_Goal of the exercise_: Make an exact copy of every entry below, with the pictures left out.

Supplied records Start Marker

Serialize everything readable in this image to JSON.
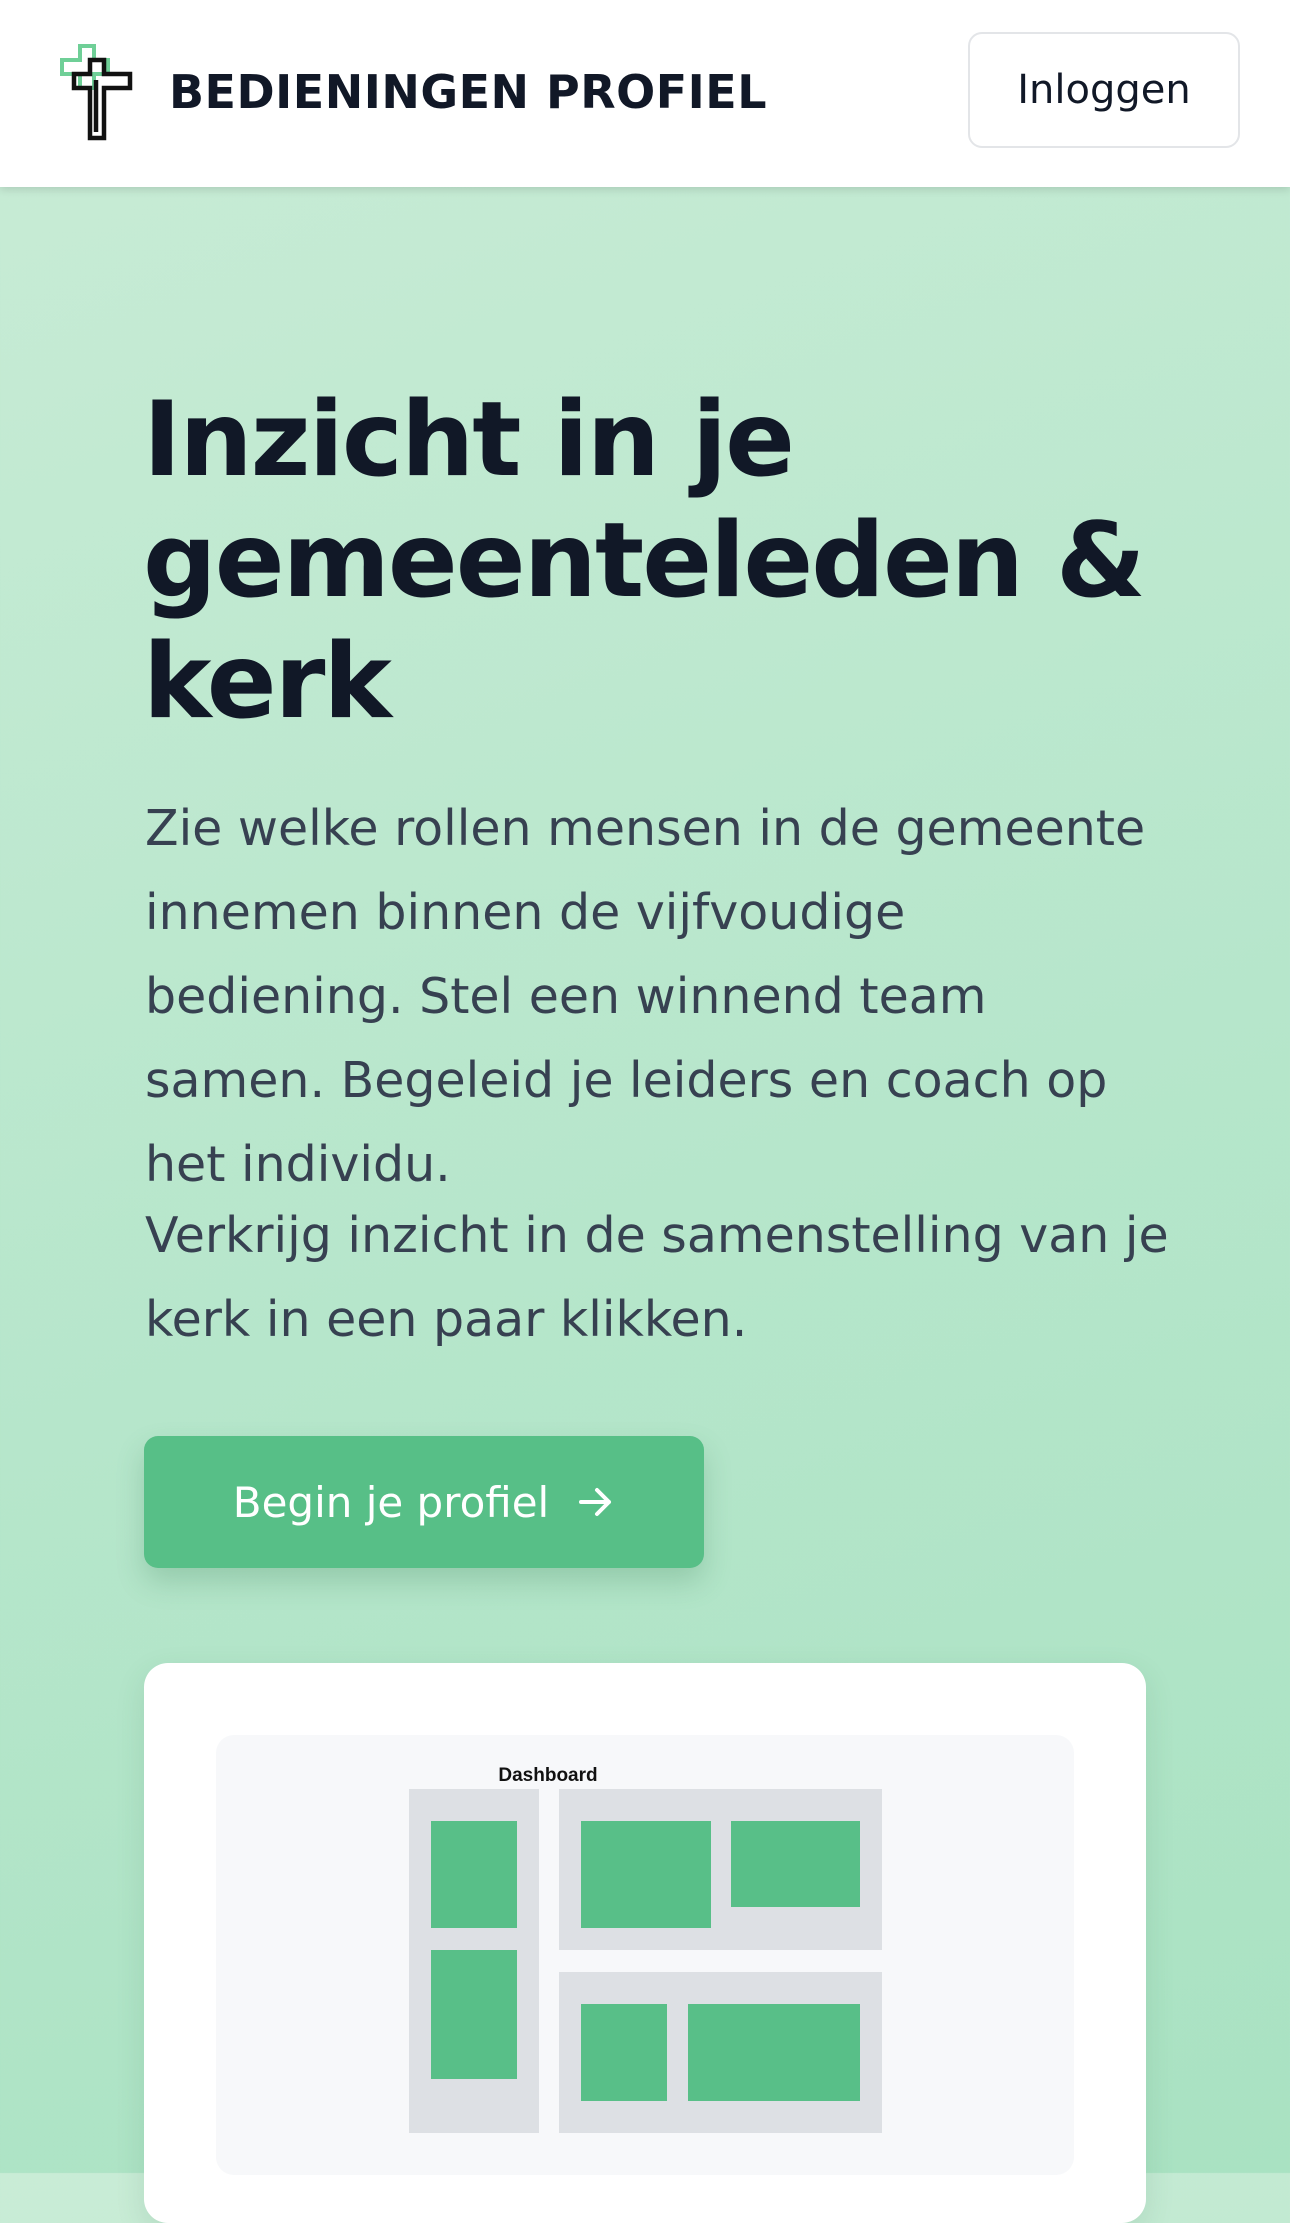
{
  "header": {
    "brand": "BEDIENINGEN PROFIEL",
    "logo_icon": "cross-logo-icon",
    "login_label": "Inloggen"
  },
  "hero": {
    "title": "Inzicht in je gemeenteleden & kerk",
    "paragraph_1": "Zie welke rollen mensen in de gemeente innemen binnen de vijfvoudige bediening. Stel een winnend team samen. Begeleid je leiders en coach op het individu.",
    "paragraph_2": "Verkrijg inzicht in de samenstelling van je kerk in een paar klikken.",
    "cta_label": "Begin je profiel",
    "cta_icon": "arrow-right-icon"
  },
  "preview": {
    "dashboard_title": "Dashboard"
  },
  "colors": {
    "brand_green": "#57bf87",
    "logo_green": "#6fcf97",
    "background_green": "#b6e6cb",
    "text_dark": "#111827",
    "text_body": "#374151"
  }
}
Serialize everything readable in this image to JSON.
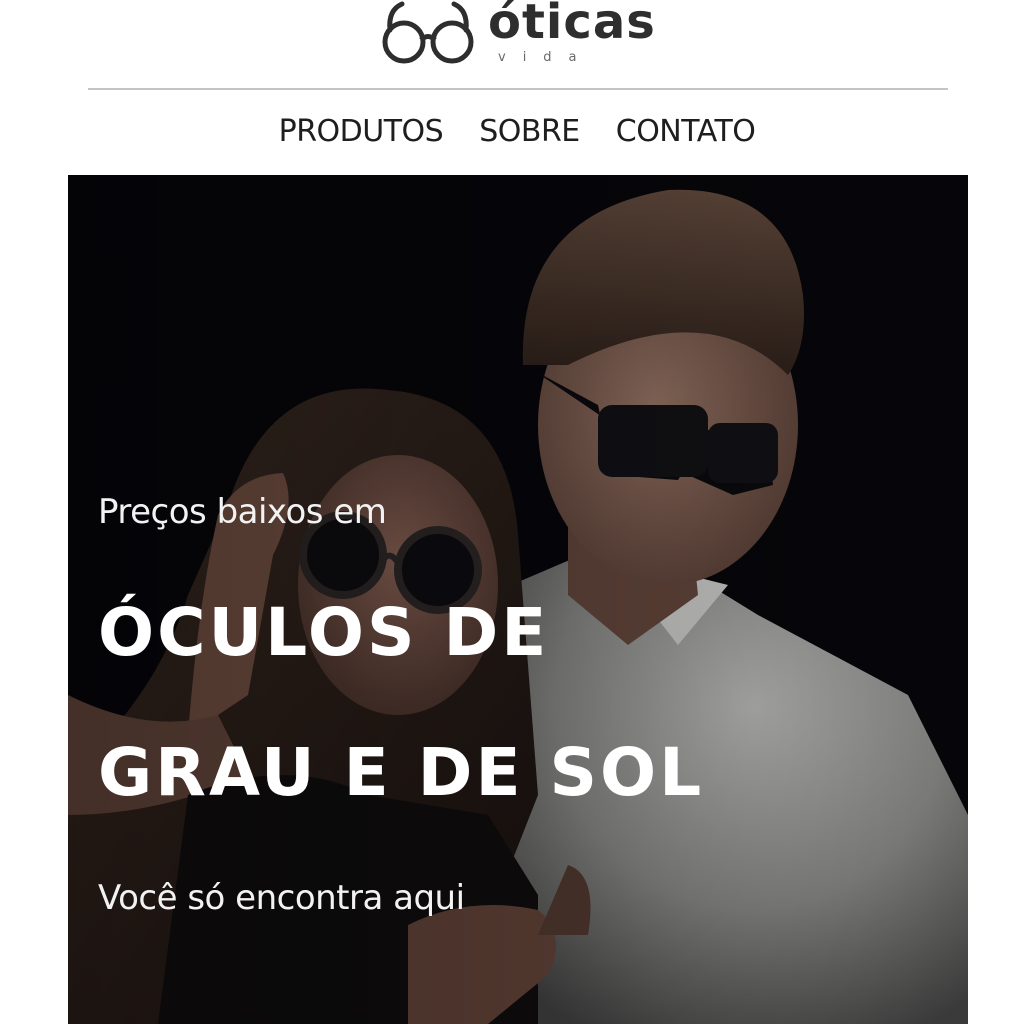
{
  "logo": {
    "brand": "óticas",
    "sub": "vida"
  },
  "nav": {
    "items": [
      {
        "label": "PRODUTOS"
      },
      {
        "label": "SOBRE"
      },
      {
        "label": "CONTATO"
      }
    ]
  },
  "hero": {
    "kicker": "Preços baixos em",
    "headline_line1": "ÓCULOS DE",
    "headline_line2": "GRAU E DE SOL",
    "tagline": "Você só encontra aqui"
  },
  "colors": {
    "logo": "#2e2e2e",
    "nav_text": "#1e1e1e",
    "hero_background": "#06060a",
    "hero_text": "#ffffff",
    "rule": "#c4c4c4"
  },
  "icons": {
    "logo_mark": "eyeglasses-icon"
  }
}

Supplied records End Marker

_Final answer_:
Serialize everything readable in this image to JSON.
{
  "header": {
    "brand": "BEDIENINGEN PROFIEL",
    "logo_icon": "cross-logo-icon",
    "login_label": "Inloggen"
  },
  "hero": {
    "title": "Inzicht in je gemeenteleden & kerk",
    "paragraph_1": "Zie welke rollen mensen in de gemeente innemen binnen de vijfvoudige bediening. Stel een winnend team samen. Begeleid je leiders en coach op het individu.",
    "paragraph_2": "Verkrijg inzicht in de samenstelling van je kerk in een paar klikken.",
    "cta_label": "Begin je profiel",
    "cta_icon": "arrow-right-icon"
  },
  "preview": {
    "dashboard_title": "Dashboard"
  },
  "colors": {
    "brand_green": "#57bf87",
    "logo_green": "#6fcf97",
    "background_green": "#b6e6cb",
    "text_dark": "#111827",
    "text_body": "#374151"
  }
}
Serialize everything readable in this image to JSON.
{
  "logo": {
    "brand": "óticas",
    "sub": "vida"
  },
  "nav": {
    "items": [
      {
        "label": "PRODUTOS"
      },
      {
        "label": "SOBRE"
      },
      {
        "label": "CONTATO"
      }
    ]
  },
  "hero": {
    "kicker": "Preços baixos em",
    "headline_line1": "ÓCULOS DE",
    "headline_line2": "GRAU E DE SOL",
    "tagline": "Você só encontra aqui"
  },
  "colors": {
    "logo": "#2e2e2e",
    "nav_text": "#1e1e1e",
    "hero_background": "#06060a",
    "hero_text": "#ffffff",
    "rule": "#c4c4c4"
  },
  "icons": {
    "logo_mark": "eyeglasses-icon"
  }
}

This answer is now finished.